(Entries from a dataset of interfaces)
—————

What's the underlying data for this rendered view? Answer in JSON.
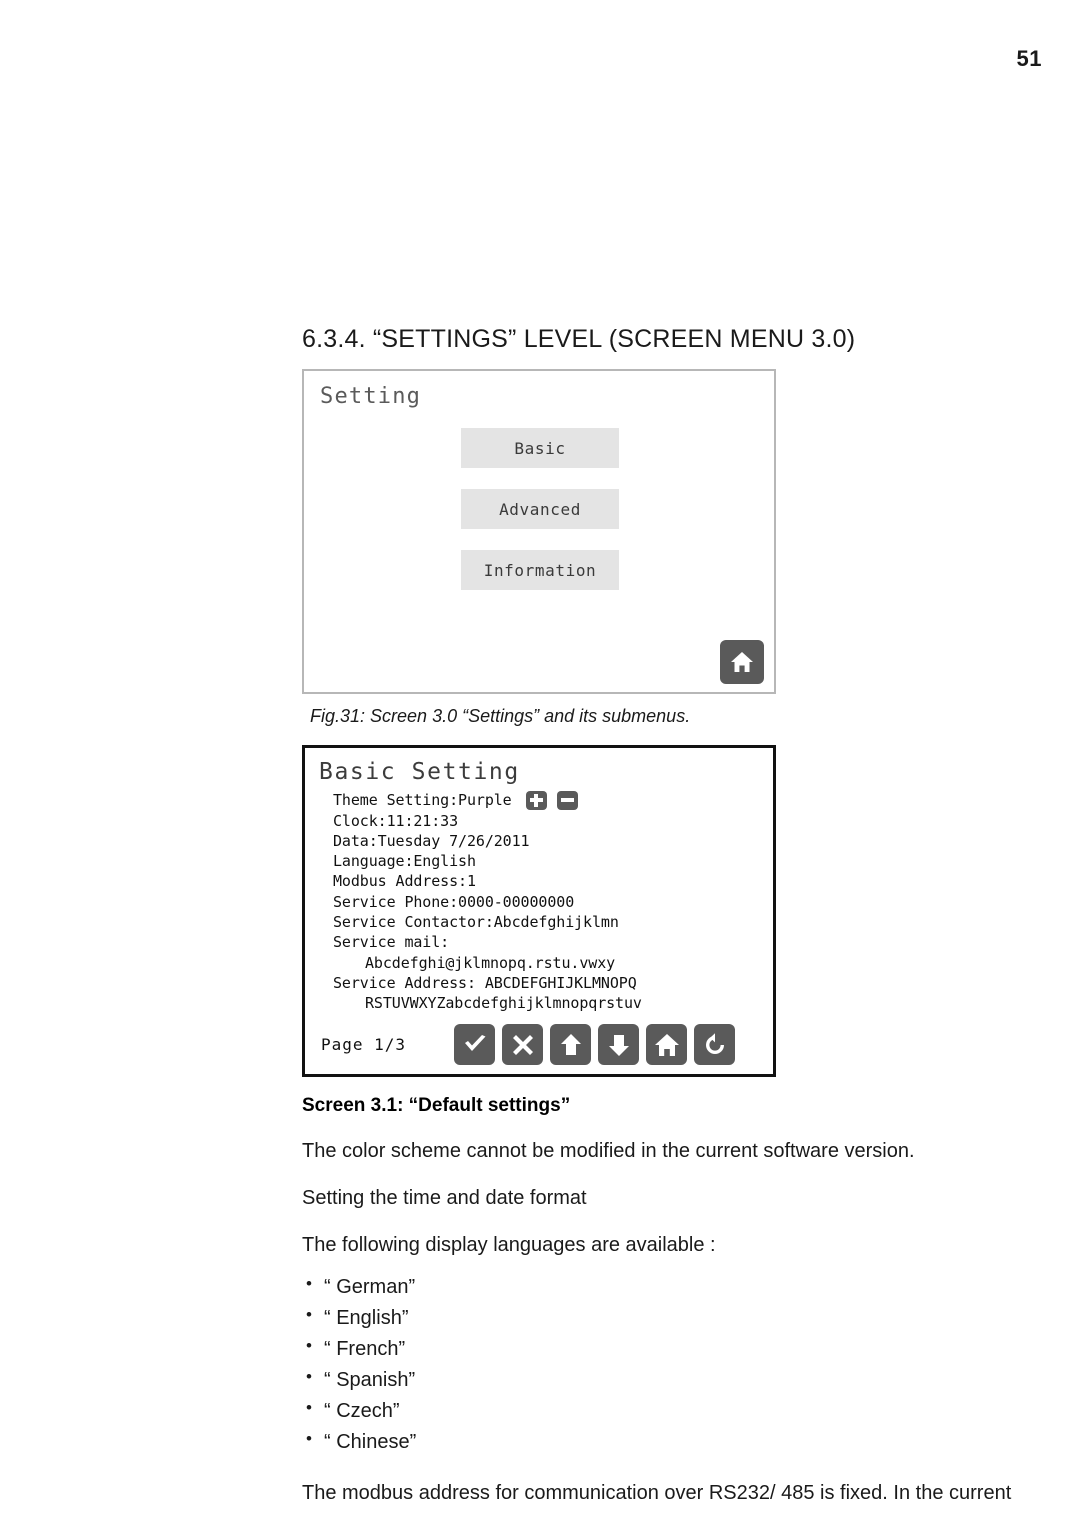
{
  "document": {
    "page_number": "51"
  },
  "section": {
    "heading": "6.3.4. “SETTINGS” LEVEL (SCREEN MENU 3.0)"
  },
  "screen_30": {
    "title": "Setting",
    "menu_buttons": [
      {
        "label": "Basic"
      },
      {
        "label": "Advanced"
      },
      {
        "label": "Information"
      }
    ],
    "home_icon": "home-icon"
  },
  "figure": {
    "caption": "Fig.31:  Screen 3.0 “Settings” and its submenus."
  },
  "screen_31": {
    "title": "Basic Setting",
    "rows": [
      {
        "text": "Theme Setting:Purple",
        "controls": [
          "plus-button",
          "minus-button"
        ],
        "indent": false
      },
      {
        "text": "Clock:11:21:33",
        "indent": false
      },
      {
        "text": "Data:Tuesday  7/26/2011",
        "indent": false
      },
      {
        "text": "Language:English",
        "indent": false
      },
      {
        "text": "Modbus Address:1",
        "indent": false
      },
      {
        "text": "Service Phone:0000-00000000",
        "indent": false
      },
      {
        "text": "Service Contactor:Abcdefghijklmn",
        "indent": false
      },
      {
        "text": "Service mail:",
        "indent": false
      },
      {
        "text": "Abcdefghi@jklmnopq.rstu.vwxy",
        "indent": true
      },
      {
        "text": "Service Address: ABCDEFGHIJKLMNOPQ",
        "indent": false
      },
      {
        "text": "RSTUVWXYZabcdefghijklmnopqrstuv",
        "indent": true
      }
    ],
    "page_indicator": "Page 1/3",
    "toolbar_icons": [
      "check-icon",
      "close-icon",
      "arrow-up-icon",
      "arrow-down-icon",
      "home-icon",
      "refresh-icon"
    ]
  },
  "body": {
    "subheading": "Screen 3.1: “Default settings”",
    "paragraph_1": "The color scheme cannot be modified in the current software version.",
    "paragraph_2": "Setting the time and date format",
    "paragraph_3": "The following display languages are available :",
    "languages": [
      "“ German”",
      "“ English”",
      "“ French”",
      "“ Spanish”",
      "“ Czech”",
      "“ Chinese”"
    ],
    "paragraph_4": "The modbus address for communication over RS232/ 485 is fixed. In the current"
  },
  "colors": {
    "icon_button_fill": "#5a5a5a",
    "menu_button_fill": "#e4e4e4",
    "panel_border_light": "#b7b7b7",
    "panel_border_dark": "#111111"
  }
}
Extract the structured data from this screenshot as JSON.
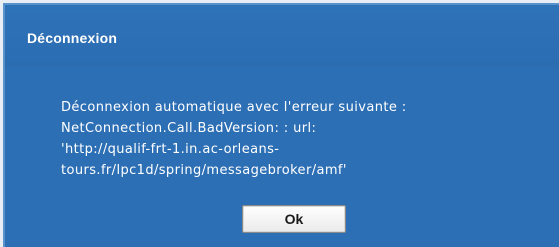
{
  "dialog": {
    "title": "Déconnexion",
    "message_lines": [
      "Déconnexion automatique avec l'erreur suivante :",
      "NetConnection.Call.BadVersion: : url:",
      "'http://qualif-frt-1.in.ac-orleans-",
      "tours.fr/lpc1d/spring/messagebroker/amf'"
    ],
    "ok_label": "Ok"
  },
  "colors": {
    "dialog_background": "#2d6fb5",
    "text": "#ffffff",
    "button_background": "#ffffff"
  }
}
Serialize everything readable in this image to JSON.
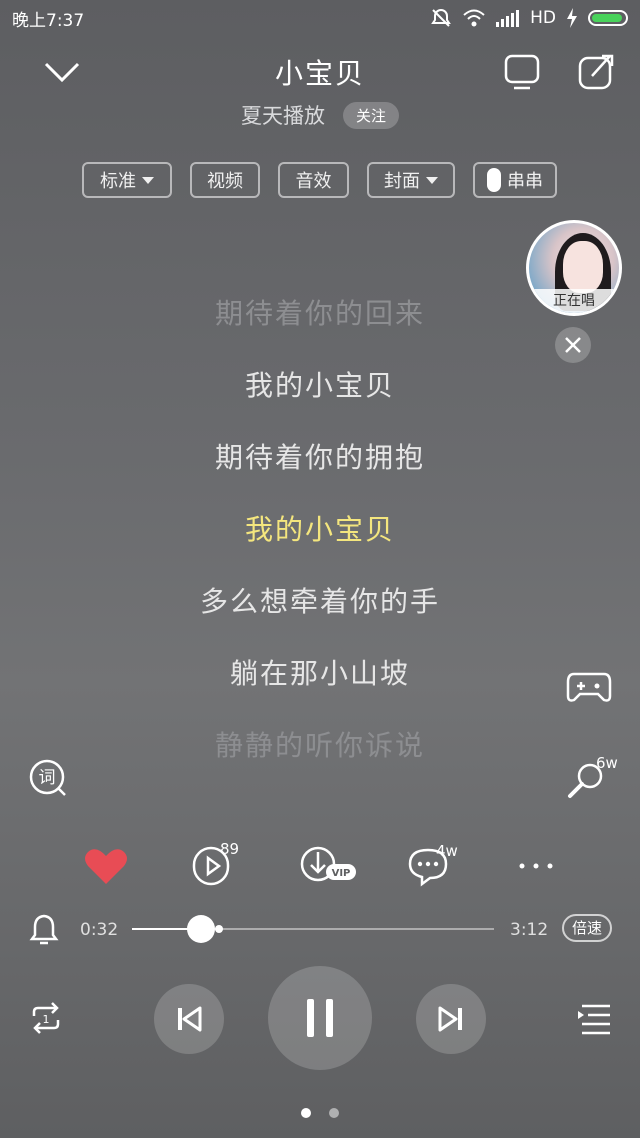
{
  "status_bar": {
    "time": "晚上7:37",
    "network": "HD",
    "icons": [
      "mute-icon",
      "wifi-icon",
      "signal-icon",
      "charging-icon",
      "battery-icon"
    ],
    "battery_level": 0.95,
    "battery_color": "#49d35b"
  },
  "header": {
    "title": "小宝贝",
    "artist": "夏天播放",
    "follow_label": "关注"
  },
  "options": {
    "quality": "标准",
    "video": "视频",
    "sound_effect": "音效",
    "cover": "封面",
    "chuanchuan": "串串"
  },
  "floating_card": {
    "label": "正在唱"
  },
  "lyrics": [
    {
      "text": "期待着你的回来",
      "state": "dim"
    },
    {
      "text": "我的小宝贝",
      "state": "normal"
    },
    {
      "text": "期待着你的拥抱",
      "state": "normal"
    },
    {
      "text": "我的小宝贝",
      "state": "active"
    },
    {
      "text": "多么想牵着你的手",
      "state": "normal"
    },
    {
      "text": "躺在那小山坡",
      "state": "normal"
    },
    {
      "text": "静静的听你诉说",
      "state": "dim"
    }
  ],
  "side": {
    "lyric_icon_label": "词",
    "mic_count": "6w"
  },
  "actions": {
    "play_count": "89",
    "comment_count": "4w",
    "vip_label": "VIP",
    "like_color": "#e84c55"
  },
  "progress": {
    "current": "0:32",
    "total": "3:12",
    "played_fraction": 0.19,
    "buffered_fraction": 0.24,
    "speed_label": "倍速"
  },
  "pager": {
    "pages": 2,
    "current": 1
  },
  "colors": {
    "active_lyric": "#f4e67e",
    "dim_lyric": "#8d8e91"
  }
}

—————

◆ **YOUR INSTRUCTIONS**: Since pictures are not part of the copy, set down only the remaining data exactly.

◆ **SOLUTION TO THIS EXERCISE**:
What's the underlying data for this rendered view? Answer in JSON.
{
  "document": {
    "page_number": "51"
  },
  "section": {
    "heading": "6.3.4. “SETTINGS” LEVEL (SCREEN MENU 3.0)"
  },
  "screen_30": {
    "title": "Setting",
    "menu_buttons": [
      {
        "label": "Basic"
      },
      {
        "label": "Advanced"
      },
      {
        "label": "Information"
      }
    ],
    "home_icon": "home-icon"
  },
  "figure": {
    "caption": "Fig.31:  Screen 3.0 “Settings” and its submenus."
  },
  "screen_31": {
    "title": "Basic Setting",
    "rows": [
      {
        "text": "Theme Setting:Purple",
        "controls": [
          "plus-button",
          "minus-button"
        ],
        "indent": false
      },
      {
        "text": "Clock:11:21:33",
        "indent": false
      },
      {
        "text": "Data:Tuesday  7/26/2011",
        "indent": false
      },
      {
        "text": "Language:English",
        "indent": false
      },
      {
        "text": "Modbus Address:1",
        "indent": false
      },
      {
        "text": "Service Phone:0000-00000000",
        "indent": false
      },
      {
        "text": "Service Contactor:Abcdefghijklmn",
        "indent": false
      },
      {
        "text": "Service mail:",
        "indent": false
      },
      {
        "text": "Abcdefghi@jklmnopq.rstu.vwxy",
        "indent": true
      },
      {
        "text": "Service Address: ABCDEFGHIJKLMNOPQ",
        "indent": false
      },
      {
        "text": "RSTUVWXYZabcdefghijklmnopqrstuv",
        "indent": true
      }
    ],
    "page_indicator": "Page 1/3",
    "toolbar_icons": [
      "check-icon",
      "close-icon",
      "arrow-up-icon",
      "arrow-down-icon",
      "home-icon",
      "refresh-icon"
    ]
  },
  "body": {
    "subheading": "Screen 3.1: “Default settings”",
    "paragraph_1": "The color scheme cannot be modified in the current software version.",
    "paragraph_2": "Setting the time and date format",
    "paragraph_3": "The following display languages are available :",
    "languages": [
      "“ German”",
      "“ English”",
      "“ French”",
      "“ Spanish”",
      "“ Czech”",
      "“ Chinese”"
    ],
    "paragraph_4": "The modbus address for communication over RS232/ 485 is fixed. In the current"
  },
  "colors": {
    "icon_button_fill": "#5a5a5a",
    "menu_button_fill": "#e4e4e4",
    "panel_border_light": "#b7b7b7",
    "panel_border_dark": "#111111"
  }
}
Extract the structured data from this screenshot as JSON.
{
  "dialog": {
    "title": "Déconnexion",
    "message_lines": [
      "Déconnexion automatique avec l'erreur suivante :",
      "NetConnection.Call.BadVersion: : url:",
      "'http://qualif-frt-1.in.ac-orleans-",
      "tours.fr/lpc1d/spring/messagebroker/amf'"
    ],
    "ok_label": "Ok"
  },
  "colors": {
    "dialog_background": "#2d6fb5",
    "text": "#ffffff",
    "button_background": "#ffffff"
  }
}
Serialize everything readable in this image to JSON.
{
  "status_bar": {
    "time": "晚上7:37",
    "network": "HD",
    "icons": [
      "mute-icon",
      "wifi-icon",
      "signal-icon",
      "charging-icon",
      "battery-icon"
    ],
    "battery_level": 0.95,
    "battery_color": "#49d35b"
  },
  "header": {
    "title": "小宝贝",
    "artist": "夏天播放",
    "follow_label": "关注"
  },
  "options": {
    "quality": "标准",
    "video": "视频",
    "sound_effect": "音效",
    "cover": "封面",
    "chuanchuan": "串串"
  },
  "floating_card": {
    "label": "正在唱"
  },
  "lyrics": [
    {
      "text": "期待着你的回来",
      "state": "dim"
    },
    {
      "text": "我的小宝贝",
      "state": "normal"
    },
    {
      "text": "期待着你的拥抱",
      "state": "normal"
    },
    {
      "text": "我的小宝贝",
      "state": "active"
    },
    {
      "text": "多么想牵着你的手",
      "state": "normal"
    },
    {
      "text": "躺在那小山坡",
      "state": "normal"
    },
    {
      "text": "静静的听你诉说",
      "state": "dim"
    }
  ],
  "side": {
    "lyric_icon_label": "词",
    "mic_count": "6w"
  },
  "actions": {
    "play_count": "89",
    "comment_count": "4w",
    "vip_label": "VIP",
    "like_color": "#e84c55"
  },
  "progress": {
    "current": "0:32",
    "total": "3:12",
    "played_fraction": 0.19,
    "buffered_fraction": 0.24,
    "speed_label": "倍速"
  },
  "pager": {
    "pages": 2,
    "current": 1
  },
  "colors": {
    "active_lyric": "#f4e67e",
    "dim_lyric": "#8d8e91"
  }
}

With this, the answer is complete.